Online Sales Training Program Worth It? Look At The Data!

Online Sales Training Program Worth It? Look At The Data!
Summary: For companies with a large sales force, an online sale training program can be a great way to save money and speed up the training process. Before a company jumps on the eLearning bandwagon, it should analyze the data to make an informed decision. Basic statistical principles can make this process easier.

Determining Whether An Online Sales Training Program Is A Financially Sound Decision 

For organizations with a large sales force, online sales training can save time and money. Through an online sales training program, using videos and other materials served through an eLearning platform, you can present an overview of the sales process. These kinds of learning platforms make it easy to create assessments to test an employee’s knowledge of key processes and procedures. Finally, course management systems can serve as file systems, so additional documentation of the sales process can be provided with almost no extra effort.

Although there are many benefits to developing an online sales training program, an online solution may not be the best one for all organizations. Applying sound business analysis to your thought process –in combination with statistical principles– can help you make sense of the data and tease out which approach maximizes your efforts.

The eLearning ROI

eLearning is certainly the direction where a lot of sales training is headed. Even so, an organization shouldn’t ignore the traditional tools used in business analysis to determine whether an online platform is a good fit. In particular, if you’re going to perform an action that impacts the financial soundness of your company –something that costs money, in other words– then you need to be able to measure the results.

ROI, or Return On Investment, is one tool that you can you use in the decision-making process. To compute the ROI, you just divide your profit by the cost of your investment. As an example, if you made a $100 profit on an investment that initially cost you $500, then your ROI would be 20% (100/500 is equal to 0.2, which you can then convert to a percentage if you multiply by 100).

calculator with data

Since profit is equal to the revenue that you take in less any costs, to properly evaluate whether an online sales training program is a financially sound decision, you’ll need to understand the typical costs associated with eLearning.

First, there’s the cost of the platform. If your platform is SaaS, or Software As A Service, the vendor will typically host the content for you for a monthly or annual subscription fee. This fee will be higher or lower depending on the number of users that you have in the system. For most platforms, the cost per user per month is approximately one to two dollars.

The other cost associated with an eLearning platform is hiring an Instructional Designer to develop the online training course. Although the training content might remain the same across traditional and eLearning formats, it’s helpful to have an instructional designer who really understands how to design training courses that make the most of the online platform. For larger organizations, you may have someone with the necessary expertise in-house. If you don’t have a full-time staff member, you can always hire a freelance instructional designer.

With these costs in hand and your projected increases in revenue, you’ll have the tools to evaluate the online sales training.

Compare Your eLearning Solution To A Traditional Approach

The process above describes a way to compute an ROI for your online sales training program. Let’s say that your organization, like most, isn’t interested in having an ROI that’s merely “good enough”. Instead, your goal is to maximize your profit.

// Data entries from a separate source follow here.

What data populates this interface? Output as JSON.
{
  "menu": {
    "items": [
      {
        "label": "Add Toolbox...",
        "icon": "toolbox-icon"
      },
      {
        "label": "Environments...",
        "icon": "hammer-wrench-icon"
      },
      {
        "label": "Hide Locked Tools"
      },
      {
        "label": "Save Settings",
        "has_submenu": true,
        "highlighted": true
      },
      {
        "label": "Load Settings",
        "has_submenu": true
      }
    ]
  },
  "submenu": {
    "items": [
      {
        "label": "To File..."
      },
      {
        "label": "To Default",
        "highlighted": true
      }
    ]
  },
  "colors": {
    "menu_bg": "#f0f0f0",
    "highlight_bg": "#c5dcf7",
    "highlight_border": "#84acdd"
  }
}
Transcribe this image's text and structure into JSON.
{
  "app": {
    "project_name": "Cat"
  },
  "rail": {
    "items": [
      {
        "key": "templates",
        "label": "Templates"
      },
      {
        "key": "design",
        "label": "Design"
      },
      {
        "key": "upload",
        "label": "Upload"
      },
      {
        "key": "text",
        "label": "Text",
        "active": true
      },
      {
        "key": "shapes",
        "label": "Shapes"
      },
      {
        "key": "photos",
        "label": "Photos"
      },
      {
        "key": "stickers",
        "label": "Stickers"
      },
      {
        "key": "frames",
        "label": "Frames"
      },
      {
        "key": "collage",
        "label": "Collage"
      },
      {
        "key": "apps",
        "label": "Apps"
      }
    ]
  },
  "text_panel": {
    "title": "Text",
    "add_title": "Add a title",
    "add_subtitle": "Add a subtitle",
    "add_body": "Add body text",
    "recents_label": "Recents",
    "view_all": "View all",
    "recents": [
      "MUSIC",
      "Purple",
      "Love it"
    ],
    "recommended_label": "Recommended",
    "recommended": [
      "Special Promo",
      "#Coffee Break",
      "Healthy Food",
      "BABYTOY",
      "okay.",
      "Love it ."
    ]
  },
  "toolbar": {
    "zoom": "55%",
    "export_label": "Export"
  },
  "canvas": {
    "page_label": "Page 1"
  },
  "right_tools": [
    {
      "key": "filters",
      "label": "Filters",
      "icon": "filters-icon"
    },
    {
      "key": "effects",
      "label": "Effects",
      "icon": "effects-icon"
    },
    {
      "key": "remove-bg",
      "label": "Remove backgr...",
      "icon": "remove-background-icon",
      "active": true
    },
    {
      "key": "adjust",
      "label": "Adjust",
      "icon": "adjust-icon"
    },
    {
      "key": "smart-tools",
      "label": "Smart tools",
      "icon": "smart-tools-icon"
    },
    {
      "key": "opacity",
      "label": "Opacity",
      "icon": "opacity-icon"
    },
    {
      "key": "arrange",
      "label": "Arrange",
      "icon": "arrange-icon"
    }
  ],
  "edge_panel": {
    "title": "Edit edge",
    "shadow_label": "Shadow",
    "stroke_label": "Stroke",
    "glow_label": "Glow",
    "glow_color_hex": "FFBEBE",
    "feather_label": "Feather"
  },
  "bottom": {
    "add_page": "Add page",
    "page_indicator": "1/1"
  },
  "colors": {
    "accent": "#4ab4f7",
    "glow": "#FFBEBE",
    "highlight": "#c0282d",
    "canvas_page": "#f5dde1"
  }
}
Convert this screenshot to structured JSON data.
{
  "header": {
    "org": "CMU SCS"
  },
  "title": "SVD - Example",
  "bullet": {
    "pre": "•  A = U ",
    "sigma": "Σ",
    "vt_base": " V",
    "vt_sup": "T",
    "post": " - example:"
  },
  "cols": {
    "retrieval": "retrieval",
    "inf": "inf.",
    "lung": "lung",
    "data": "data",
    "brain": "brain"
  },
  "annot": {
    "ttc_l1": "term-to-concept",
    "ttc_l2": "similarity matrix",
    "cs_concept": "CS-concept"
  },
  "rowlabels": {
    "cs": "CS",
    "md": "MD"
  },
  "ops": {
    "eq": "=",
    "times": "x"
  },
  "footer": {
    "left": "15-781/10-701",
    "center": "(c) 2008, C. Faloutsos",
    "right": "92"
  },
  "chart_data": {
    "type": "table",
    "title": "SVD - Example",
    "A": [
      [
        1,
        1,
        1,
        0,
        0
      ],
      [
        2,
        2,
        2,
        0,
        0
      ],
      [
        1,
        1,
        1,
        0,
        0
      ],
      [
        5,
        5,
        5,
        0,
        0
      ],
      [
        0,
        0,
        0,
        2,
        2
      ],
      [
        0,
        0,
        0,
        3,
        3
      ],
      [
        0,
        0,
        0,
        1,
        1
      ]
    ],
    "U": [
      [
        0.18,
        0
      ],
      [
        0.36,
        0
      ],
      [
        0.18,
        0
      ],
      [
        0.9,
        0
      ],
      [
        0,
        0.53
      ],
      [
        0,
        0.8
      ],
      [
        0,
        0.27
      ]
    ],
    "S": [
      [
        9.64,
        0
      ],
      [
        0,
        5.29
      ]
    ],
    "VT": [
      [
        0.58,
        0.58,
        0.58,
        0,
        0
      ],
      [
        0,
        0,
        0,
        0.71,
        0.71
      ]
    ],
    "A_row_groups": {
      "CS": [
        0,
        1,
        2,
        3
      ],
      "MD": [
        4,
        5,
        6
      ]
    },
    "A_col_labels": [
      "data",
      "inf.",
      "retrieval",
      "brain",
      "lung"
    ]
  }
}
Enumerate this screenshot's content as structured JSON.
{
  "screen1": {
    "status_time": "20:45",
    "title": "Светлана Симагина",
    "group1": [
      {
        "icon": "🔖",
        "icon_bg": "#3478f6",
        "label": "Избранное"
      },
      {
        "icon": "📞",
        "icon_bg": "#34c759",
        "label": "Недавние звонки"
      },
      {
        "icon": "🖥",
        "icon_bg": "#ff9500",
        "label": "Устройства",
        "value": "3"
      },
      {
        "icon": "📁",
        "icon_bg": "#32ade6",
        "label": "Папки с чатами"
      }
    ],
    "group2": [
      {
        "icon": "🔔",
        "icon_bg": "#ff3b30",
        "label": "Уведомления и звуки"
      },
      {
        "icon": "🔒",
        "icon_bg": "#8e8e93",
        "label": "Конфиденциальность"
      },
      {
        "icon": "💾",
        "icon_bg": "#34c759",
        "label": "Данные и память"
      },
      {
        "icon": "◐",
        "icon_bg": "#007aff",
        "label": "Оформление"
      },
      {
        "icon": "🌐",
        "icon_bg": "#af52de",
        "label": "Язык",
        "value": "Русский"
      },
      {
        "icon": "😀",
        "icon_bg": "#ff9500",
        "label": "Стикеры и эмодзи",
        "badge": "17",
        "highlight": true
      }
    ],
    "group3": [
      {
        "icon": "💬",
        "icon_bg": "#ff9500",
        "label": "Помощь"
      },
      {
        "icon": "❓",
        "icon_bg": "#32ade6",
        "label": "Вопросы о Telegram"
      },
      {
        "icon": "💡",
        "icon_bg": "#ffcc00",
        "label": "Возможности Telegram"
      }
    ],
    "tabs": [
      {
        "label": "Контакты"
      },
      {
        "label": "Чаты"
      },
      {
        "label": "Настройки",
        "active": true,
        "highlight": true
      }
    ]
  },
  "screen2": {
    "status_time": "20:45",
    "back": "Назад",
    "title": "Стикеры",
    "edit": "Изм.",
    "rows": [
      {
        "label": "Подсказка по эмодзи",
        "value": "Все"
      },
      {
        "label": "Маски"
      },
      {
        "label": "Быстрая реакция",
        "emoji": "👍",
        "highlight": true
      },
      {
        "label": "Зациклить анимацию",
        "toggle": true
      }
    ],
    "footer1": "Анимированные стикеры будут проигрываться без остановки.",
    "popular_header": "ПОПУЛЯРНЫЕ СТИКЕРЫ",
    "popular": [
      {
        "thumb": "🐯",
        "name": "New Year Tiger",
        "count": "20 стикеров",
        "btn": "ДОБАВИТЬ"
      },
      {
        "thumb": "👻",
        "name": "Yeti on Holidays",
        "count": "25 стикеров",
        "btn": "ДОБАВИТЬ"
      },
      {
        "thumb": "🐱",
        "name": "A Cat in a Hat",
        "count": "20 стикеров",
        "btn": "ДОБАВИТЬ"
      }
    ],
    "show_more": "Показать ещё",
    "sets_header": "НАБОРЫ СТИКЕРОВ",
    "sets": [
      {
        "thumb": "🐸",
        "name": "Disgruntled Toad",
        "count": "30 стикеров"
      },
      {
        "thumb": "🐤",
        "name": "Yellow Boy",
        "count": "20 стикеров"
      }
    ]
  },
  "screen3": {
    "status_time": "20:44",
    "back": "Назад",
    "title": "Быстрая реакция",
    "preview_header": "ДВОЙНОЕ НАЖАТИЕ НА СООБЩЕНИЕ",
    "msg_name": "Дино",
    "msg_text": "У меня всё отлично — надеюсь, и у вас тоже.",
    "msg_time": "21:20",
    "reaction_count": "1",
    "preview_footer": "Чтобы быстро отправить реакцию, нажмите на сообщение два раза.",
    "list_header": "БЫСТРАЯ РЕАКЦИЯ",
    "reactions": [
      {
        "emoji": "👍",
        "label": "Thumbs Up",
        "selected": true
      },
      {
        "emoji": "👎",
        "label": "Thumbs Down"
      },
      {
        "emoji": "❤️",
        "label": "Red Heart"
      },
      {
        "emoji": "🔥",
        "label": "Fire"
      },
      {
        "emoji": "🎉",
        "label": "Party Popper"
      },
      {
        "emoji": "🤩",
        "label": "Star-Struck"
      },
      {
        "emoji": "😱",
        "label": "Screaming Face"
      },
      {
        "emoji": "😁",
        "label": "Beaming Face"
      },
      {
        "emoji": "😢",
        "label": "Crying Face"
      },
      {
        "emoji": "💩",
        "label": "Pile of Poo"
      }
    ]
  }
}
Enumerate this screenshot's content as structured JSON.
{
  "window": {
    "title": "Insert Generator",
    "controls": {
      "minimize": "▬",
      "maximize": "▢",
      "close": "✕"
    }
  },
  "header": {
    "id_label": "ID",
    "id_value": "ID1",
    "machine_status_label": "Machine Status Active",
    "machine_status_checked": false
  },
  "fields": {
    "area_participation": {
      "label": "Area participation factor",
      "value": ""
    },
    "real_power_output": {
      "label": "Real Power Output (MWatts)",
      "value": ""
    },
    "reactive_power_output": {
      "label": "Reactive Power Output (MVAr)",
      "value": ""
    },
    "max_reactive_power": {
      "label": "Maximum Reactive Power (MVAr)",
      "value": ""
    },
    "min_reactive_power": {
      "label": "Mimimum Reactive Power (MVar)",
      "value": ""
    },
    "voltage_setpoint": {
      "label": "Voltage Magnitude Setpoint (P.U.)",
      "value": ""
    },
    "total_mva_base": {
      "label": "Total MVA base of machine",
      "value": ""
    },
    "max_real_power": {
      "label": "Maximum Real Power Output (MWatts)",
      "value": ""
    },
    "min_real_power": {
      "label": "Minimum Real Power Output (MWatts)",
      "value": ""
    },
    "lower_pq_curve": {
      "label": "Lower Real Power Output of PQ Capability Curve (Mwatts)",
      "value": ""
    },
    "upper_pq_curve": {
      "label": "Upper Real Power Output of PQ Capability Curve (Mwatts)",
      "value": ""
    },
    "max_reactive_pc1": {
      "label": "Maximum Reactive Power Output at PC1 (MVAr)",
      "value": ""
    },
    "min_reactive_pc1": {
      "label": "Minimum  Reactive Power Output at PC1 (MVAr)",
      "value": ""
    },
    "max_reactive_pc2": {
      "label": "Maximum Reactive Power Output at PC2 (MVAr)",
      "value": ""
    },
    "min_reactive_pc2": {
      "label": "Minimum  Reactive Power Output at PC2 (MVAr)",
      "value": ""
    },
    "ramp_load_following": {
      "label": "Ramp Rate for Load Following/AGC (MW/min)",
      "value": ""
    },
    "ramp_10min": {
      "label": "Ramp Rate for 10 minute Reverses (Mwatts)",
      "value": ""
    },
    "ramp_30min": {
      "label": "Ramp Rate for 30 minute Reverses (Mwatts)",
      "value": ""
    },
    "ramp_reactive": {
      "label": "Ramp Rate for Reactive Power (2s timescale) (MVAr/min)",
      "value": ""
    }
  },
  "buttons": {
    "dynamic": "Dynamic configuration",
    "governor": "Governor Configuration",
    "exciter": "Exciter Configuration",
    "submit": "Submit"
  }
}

One way to really understand if online learning will help your bottom line is to do a side-by-side comparison of eLearning and traditional approaches to training your sales force. In the process, you’ll need to pay close attention to some subtle statistical ideas lurking in the background.

To illustrate, let’s look first at an imprecise way to compare eLearning methods and traditional training approaches.

Suppose for example, you’re a car company with many different car dealerships. eLearning seems like a great way to train your sales force since the dealerships are all very far apart - you can save thousands of dollars a year if you go the online training route. So you implement the new training and within six months, sales have doubled. Therefore, you conclude that eLearning is the better method both in terms of cost savings and generating revenue.

Not so fast…

The word Statistics with a graph

What if during that same period, oil prices dropped dramatically or the median income of potential car buyers rose by 4%? Either of these could have been the actual cause for the increase in sales. In statistical jargon, we would say that there is an association or correlation between increased sales and the new training. However, we couldn’t say that the training program was the cause of the increase in sales. And if we’re maximizing profit, we really want to know what’s driving the increase, not just what’s associated with increased revenue.

A better approach would be to randomly select half of your sales force and provide them with the training through an eLearning platform, and simultaneously provide traditional training to the other half of your sales force. After six months, compare the two groups, taking into consideration the ROI of both training methods. By performing an experiment, you’re limiting the influence of lurking variables.

After your experiment has concluded, you’ll need to see whether the eLearning benefits are “statistically significant”. If they are, switch to the newer method: otherwise, stick with the traditional approach to training.

If the term “statistical significance” is a bit foreign to you, find someone in your organization with some familiarity with statistics to help you analyze the results. For the quantitatively inclined, the analysis is not difficult, but you want to be sure that the analysis is performed correctly.


As more and more companies jump on the eLearning bandwagon to train their sales force, it’s tempting to dive in without analyzing whether the online training program is superior to a traditional program. However, by collecting some data and performing some basic statistical analysis, you’ll have the tools to determine whether an online sales training program is right for your company.